Last week saw another Americas Lodging Investment Summit come and go. Over the course of 3 days, nearly 2500 lodging owners, operators, investors, consultants and other industry members descended on host hotel JW Marriott and the surrounding LA Live attractions. The 2500 attendees were the third highest in ALIS history, nearing the peak achieved back in 2006 and 2007 prior to the recession.
From the many attendees I spoke with during the course of the Conference, I’d describe the mood of most attendees as incredibly optimistic. With operating fundamentals expected to continue to improve in 2013 and beyond (more on this later) and supply growth expected to stay below the industry’s 30-year average, there was much to celebrate. From the discussions I had, many owners and operators are looking at 2013 as a year of incredible growth.
While I usually don’t make many of the sessions while at the Conference, the one session I try to make each year is the annual industry forecast. This year’s forecast entitled, “The Numbers – Where Are We Now and Where Are We Headed?” featured presentations by Randy Smith (Smith Travel Research), Mark Woodworth (PKF Consulting), Art Adler (Jones Lang LaSalle) and Adam Weissenberg (Deloitte & Touche). Highlights from Randy Smith’s presentation included . . .
- Since 2010, U.S. lodging demand has increased at an annual rate of 15.7%
- December 2012 set a new U.S. lodging demand record – 91.7 million guest rooms
- It has taken approximately 5 ½ years to restore U.S. ADRs from the peak achieved in 2007
First-time contributor and resident litigation expert, Don Scaramastra, has offered to update the status of the much discussed class-action involving online distributors and certain hotel operators, and to discuss antitrust laws related to online distribution.
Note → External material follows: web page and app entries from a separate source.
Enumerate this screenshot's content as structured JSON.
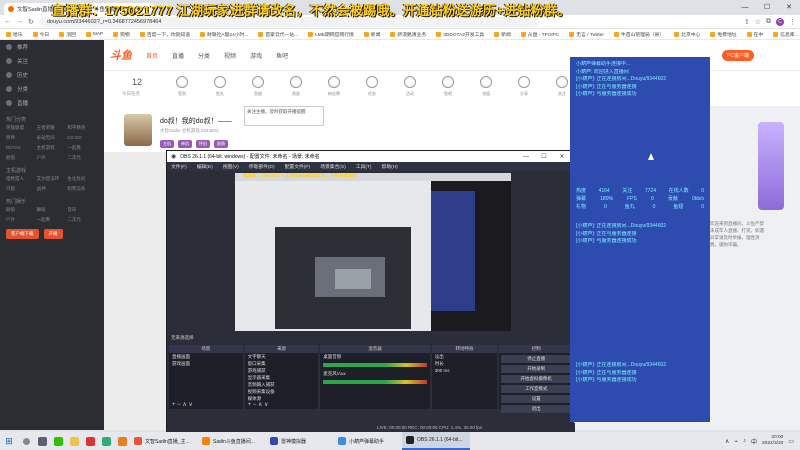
{
  "browser": {
    "tab_title": "文智Sadin直播_主机游戏直播 - 斗鱼直播",
    "url": "douyu.com/9344602?_r=0.3468772456978464",
    "bookmarks": [
      "哈乐",
      "今日",
      "消回",
      "MAP",
      "购物",
      "百度一下，你就知道",
      "财联社A股24小时...",
      "首家云代一站...",
      "LME期铜官网行情",
      "新闻",
      "新浪路演业务",
      "3DDOTA2开发工具",
      "新闻",
      "从盘 - TFGIPC",
      "无言 / Twitter",
      "牛首山管理局（县）",
      "北京中心",
      "免费地址",
      "在中",
      "信息库..."
    ],
    "controls": {
      "minimize": "—",
      "maximize": "☐",
      "close": "✕"
    },
    "profile_initial": "C"
  },
  "banner": "直播群：175021777 江湖玩家进群请改名，不然会被踢哦。开通钻粉送游历+进钻粉群。",
  "sidebar": {
    "items": [
      "推荐",
      "关注",
      "历史",
      "分类",
      "直播"
    ],
    "section1": "热门分类",
    "grid1": [
      "英雄联盟",
      "王者荣耀",
      "和平精英",
      "原神",
      "永劫无间",
      "CS:GO",
      "DOTA2",
      "主机游戏",
      "一起看",
      "颜值",
      "户外",
      "二次元"
    ],
    "section2": "主机游戏",
    "grid2": [
      "怪物猎人",
      "艾尔登法环",
      "生化危机",
      "只狼",
      "战神",
      "刺客信条"
    ],
    "section3": "热门娱乐",
    "grid3": [
      "颜值",
      "舞蹈",
      "音乐",
      "户外",
      "一起看",
      "二次元"
    ],
    "buttons": [
      "客户端下载",
      "开播"
    ]
  },
  "nav": {
    "logo": "斗鱼",
    "items": [
      "首页",
      "直播",
      "分类",
      "视频",
      "游戏",
      "鱼吧"
    ],
    "pc": "PC客户端"
  },
  "category_row": {
    "count": "12",
    "count_label": "今日任务",
    "icons": [
      "签到",
      "鱼丸",
      "鱼翅",
      "贵族",
      "粉丝牌",
      "任务",
      "活动",
      "鱼吧",
      "充值",
      "分享",
      "关注",
      "上一页",
      "一键领取",
      "更多"
    ]
  },
  "room": {
    "title": "do叔！我的do叔！——",
    "meta": "文智Sadin  主机游戏  9344602",
    "tags": [
      "主机",
      "单机",
      "怀旧",
      "剧情"
    ],
    "popup": "关注主播，及时获取开播提醒"
  },
  "right_text": "欢迎来到直播间，斗鱼严禁未成年人直播、打赏。如遇异常请及时举报。理性消费，谨防诈骗。",
  "obs": {
    "title": "OBS 26.1.1 (64-bit, windows) - 配置文件: 未命名 - 场景: 未命名",
    "menu": [
      "文件(F)",
      "编辑(E)",
      "视图(V)",
      "停靠部件(D)",
      "配置文件(P)",
      "场景集合(S)",
      "工具(T)",
      "帮助(H)"
    ],
    "preview_banner": "直播群：175021777 江湖玩家进群请改名，不然会被踢哦",
    "toolbar": "无来源选择",
    "panels": {
      "scenes": {
        "title": "场景",
        "items": [
          "直播画面",
          "游戏画面"
        ]
      },
      "sources": {
        "title": "来源",
        "items": [
          "文字聊天",
          "窗口采集",
          "游戏捕获",
          "显示器采集",
          "音频输入捕获",
          "视频采集设备",
          "媒体源"
        ]
      },
      "mixer": {
        "title": "混音器",
        "items": [
          "桌面音频",
          "麦克风/Aux"
        ]
      },
      "transitions": {
        "title": "转场特效",
        "type": "淡出",
        "duration_label": "时长",
        "duration": "300 ms"
      },
      "controls": {
        "title": "控制",
        "buttons": [
          "停止直播",
          "开始录制",
          "开始虚拟摄像机",
          "工作室模式",
          "设置",
          "退出"
        ]
      }
    },
    "status": "LIVE: 00:00:00   REC: 00:00:00   CPU: 1.4%, 30.00 fps",
    "add_buttons": "+ − ∧ ∨"
  },
  "chat": {
    "lines_top": [
      "小葫芦弹幕助手连接中...",
      "小葫芦: 欢迎进入直播间",
      "[小葫芦]: 正在连接房间...Douyu/9344602",
      "[小葫芦]: 正在与服务器连接",
      "[小葫芦]: 与服务器连接成功"
    ],
    "stats": [
      [
        "热度",
        "4164",
        "关注",
        "7724",
        "在线人数",
        "0"
      ],
      [
        "弹幕",
        "180%",
        "FPS",
        "0",
        "贡献",
        "0kb/s"
      ],
      [
        "礼物",
        "0",
        "鱼丸",
        "0",
        "鱼翅",
        "0"
      ]
    ],
    "lines_mid": [
      "[小葫芦]: 正在连接房间...Douyu/9344602",
      "[小葫芦]: 正在与服务器连接",
      "[小葫芦]: 与服务器连接成功"
    ],
    "lines_bot": [
      "[小葫芦]: 正在连接房间...Douyu/9344602",
      "[小葫芦]: 正在与服务器连接",
      "[小葫芦]: 与服务器连接成功"
    ]
  },
  "taskbar": {
    "start": "⊞",
    "apps": [
      "文智Sadin直播_主...",
      "Sadin斗鱼直播间...",
      "雷神模拟器",
      "小葫芦弹幕助手",
      "OBS 26.1.1 (64-bit..."
    ],
    "clock_time": "20:00",
    "clock_date": "2022/3/20",
    "lang": "中"
  },
  "colors": {
    "brand": "#ff5d23",
    "chat_bg": "#2e4bb0",
    "chat_text": "#7cf0ff",
    "banner": "#ffd21f"
  }
}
Thank you Don for this informative piece.
On December 11, 2012, the federal Panel on Multi-District Litigation ordered the consolidation of class-action lawsuits alleging that online travel agents and certain hotel chains conspired to impose a resale price maintenance scheme that fixed the retail price for hotel room reservations in violation of federal and state antitrust laws. The MDL Panel ordered these lawsuits to proceed in the U.S. District Court for the Northern District of Texas. Since last summer, over 20 such lawsuits have been filed. This outcome appears to be good news for the defendants, all of whom advocated for the transfer and consolidation of these cases to that district.
You might be wondering what these lawsuits are all about, what “resale price maintenance” (or “RPM”) is, and what the antitrust laws have to say about it.
RPM is the practice in which a seller and buyer at one link in a distribution chain agree on the minimum price that the buyer may turn around and resell the product.
RPM has something of a storied history in antitrust law. Under federal antitrust laws, RPM was deemed unlawful just over a century ago. But in the 1930s, Congress enacted a partial “fair trade” exemption from liability. Four decades later, Congress repealed the exemption, returning RPM to its former illegal status. And finally, five years ago, in Leegin Creative Leather Products v. PSKS, Inc., the Supreme Court declared that not all RPM agreements were illegal, only those that imposed an “unreasonable” restraint on trade. And that is where things stand today.
If you are a regular reader of Duff on Hospitality, you are well aware of the recent battle between the U.S. Department of Justice (DOJ), which enforces the Americans With Disabilities Act (ADA), and hospitality owners and trade associations over swimming pool accessibility regulations (see previous posts here and here). With DOJ’s twice-extended deadline for compliance right around the corner on January 31, 2013, and industry-backed legislation dead in Congress committees, pool owners need to focus on compliance with DOJ’s requirements immediately, if they have not already. Mike Brunet, a partner in our Seattle office's labor and employment group and member of our Hospitality Practice Team, has prepared this post to help readers understand the requirements and nuances of the new law. Please feel free to contact Mike Brunet directly if you have any questions.
What are the DOJ requirements?
Under DOJ’s interpretation of the applicable regulations on swimming pool accessibility, owners of pools or spas open to the public must, if “readily achievable” (more on this below), provide at least one accessible means of entry to small swimming pools, which must either be a sloped entry or a pool lift. Larger swimming pools (with more than 300 linear feet of wall) must have two accessible means of entry, one of which must be a sloped entry or a pool lift. Each pool or spa on the property (with a minor exception for clustered spas) must have a separate accessible means of entry. If the means of entry is a pool lift, which is the most popular choice given its cost relative to other means of entry, it must be affixed to the pool deck or apron in some manner, and must be in place and ready for use (including charged batteries, if using a battery-powered lift) during all hours that the pool or spa is open for use.
About the Editor
Greg Duff founded and chairs Foster Garvey’s national Hospitality, Travel & Tourism group. His practice largely focuses on operations-oriented matters faced by hospitality industry members, including sales and marketing, distribution and e-commerce, procurement and technology. Greg also serves as counsel and legal advisor to many of the hospitality industry’s associations and trade groups, including AH&LA, HFTP and HSMAI.